Making the Most of Your Accreditation Site Visit…

A recent Chronicle of Higher Education article offers excellent advice to faculty who are planning campus visits to conduct external program reviews (January 4th online).

On a larger scale, of course, professors often serve on site-visit teams that engage in comprehensive evaluations focused on accreditation of the college or university as a whole.  The stakes are higher here, so it’s crucial that faculty evaluators be at the top of their game.  The best way to do that is to heed the experts who encourage you to keep the following issues in mind:

—  The institution being evaluated will send you a hefty self-study prior to the visit, claiming that it covers “the good, the bad, and the ugly” with respect to the school’s functioning. 

You should read this document with the same degree of skepticism you would apply to self-descriptions on a dating website.  Not many prospects will describe themselves as having low intelligence, bad teeth, and nightmare-inducing acne.  Similarly, it’s the rare university self-study that will admit, “our President is a madman and we are a Goodyear blimp of grade inflation.”

—  There’s a good chance you’ll discover a disgruntled faculty member hiding in your hotel bathroom or under the bed when you arrive in town.  He or she will urgently desire to share with you terrifying accounts of the school’s many transgressions and injustices.  This could take several hours.  Listen carefully to what they have to say, lock them in a closet, and then call hotel security.  

—  Never trust a high-level male administrator wearing a bow tie…..unless he’s discussing wine. 

—  The most knowledgeable people at the institution will invariably be department secretaries.  They know where the bodies are buried, including the ones that are still alive and twitching.  At least 80% of your time should be spent interviewing them. 

—  You will chat with several small groups of bright, personable, enthusiastic students during your visit.  Please be aware that none of these individuals actually attend the institution.  They are all drama students from New York University who are employed part-time by the Rainbow Collective, a Manhattan-based agency that provides demographically balanced teams of drug-free young people for accreditation site visits.  

— Your team will have a “work room” on campus that contains a massive amount of hard-copy and electronic data on the institution that go back to the Code of Hammurabi.   The hard-copy materials will be in binders featuring more brightly colored reference tabs than you have ever seen in your life. 

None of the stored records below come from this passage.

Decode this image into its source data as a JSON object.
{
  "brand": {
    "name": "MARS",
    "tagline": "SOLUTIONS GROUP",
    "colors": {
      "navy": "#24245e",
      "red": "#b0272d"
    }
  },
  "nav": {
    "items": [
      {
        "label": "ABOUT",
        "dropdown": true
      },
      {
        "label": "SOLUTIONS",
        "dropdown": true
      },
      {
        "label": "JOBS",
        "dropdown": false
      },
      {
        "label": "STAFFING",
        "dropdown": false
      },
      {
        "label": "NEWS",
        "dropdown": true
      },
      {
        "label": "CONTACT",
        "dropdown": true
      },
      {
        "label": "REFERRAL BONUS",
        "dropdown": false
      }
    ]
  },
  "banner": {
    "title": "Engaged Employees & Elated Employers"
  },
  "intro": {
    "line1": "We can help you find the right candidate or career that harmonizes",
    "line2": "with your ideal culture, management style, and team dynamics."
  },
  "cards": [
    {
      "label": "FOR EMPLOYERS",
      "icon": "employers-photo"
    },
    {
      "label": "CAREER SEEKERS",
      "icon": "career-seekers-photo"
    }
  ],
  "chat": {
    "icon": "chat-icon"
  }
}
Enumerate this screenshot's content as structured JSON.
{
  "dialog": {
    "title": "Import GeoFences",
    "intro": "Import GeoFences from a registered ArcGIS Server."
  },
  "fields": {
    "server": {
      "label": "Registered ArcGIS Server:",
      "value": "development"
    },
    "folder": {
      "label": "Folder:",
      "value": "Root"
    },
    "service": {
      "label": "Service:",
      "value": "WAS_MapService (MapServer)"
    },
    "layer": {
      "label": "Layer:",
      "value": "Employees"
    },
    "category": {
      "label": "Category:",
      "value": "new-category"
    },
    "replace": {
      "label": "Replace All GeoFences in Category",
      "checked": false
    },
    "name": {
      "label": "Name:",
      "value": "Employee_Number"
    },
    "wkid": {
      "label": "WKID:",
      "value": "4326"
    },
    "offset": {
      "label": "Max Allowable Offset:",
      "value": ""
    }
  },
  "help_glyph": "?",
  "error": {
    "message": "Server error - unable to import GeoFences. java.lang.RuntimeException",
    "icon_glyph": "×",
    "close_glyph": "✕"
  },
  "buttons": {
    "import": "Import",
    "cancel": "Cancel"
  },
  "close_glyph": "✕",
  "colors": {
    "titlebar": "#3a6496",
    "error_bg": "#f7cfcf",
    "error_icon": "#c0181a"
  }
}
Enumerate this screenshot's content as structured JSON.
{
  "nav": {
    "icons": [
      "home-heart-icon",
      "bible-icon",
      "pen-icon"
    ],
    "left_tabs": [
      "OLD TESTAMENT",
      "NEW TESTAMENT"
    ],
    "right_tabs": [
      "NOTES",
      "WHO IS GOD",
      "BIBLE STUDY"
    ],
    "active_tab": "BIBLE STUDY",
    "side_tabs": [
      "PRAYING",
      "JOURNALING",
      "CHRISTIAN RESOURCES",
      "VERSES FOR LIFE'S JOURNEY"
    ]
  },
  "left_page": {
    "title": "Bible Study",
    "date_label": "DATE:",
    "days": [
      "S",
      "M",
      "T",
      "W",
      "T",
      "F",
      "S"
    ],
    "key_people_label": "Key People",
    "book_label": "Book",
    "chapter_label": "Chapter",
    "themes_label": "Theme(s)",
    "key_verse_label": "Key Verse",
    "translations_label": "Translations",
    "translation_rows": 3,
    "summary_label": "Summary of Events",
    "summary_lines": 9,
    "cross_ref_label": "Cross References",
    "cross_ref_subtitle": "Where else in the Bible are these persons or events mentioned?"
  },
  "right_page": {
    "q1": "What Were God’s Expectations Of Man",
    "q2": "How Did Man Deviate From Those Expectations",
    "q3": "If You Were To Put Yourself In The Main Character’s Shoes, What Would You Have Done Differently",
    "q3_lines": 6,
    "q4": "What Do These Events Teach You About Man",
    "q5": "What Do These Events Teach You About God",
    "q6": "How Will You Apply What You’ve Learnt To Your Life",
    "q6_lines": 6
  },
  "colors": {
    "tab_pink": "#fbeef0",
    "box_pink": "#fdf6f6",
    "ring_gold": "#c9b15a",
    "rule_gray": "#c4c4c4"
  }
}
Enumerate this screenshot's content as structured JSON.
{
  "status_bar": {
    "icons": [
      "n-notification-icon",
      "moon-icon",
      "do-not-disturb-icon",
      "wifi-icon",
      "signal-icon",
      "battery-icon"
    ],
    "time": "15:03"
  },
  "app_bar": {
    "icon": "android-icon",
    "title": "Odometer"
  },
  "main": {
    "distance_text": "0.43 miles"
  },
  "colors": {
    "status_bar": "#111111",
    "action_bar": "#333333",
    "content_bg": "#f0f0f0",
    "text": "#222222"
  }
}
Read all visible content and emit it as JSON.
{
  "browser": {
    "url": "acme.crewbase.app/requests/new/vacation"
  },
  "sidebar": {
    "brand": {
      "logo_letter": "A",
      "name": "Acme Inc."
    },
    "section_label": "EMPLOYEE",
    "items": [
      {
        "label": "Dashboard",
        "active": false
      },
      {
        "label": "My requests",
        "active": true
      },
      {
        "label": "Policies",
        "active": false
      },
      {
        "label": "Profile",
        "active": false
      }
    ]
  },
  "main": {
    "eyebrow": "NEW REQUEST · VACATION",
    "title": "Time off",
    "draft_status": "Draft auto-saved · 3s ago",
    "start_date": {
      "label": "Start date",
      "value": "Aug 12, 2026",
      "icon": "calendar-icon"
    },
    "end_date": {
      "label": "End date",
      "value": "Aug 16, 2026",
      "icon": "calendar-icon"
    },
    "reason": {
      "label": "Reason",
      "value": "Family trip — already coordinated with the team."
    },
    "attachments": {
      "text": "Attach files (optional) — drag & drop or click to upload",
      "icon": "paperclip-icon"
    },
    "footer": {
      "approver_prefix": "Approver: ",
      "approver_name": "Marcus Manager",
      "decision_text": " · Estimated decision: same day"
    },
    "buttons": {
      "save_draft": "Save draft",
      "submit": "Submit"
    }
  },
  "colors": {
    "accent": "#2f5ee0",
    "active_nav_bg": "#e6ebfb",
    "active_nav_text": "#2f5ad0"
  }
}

None of this information will be useful to you.  However, to show your appreciation for all the hard work that went into compiling it, please scatter the documents around the room in a manner that suggests you’ve been reading them.

—  The work room will also contain a cornucopia of snacks and beverages for the visiting team, many of which will be of high quality.  Use a duffel bag to transport all of these treats back to your hotel room at the end of the day.  They will be replenished in the morning.  

—  The main reason for taking on the demanding task of an accreditation site visit is the food.  Typically, the team gathers for dinner every night at a local restaurant.  Go to the finest establishment you can find and pretend to be members of a debauched royal family.  Order a seven-course meal and throw wine glasses against the wall.  Request a suckling pig even if no one on the team eats pork.  Offer leftovers to the adjunct faculty members who are likely to be working as waitstaff.  

—  Most team chairpersons will want a draft of your section of the accreditation report before you leave campus at the end of the visit.  This will probably require you to pull a couple of all-nighters in order to meet the deadline.  It’s a little-known fact that chairpersons carry a large supply of amphetamines in their briefcase for precisely this purpose.  You are entitled to as many pills as you need to power through, but you must take the initiative to ask for them.  Don’t be shy.  

There you have it.  Now go forth and make your next accreditation site visit the best one ever!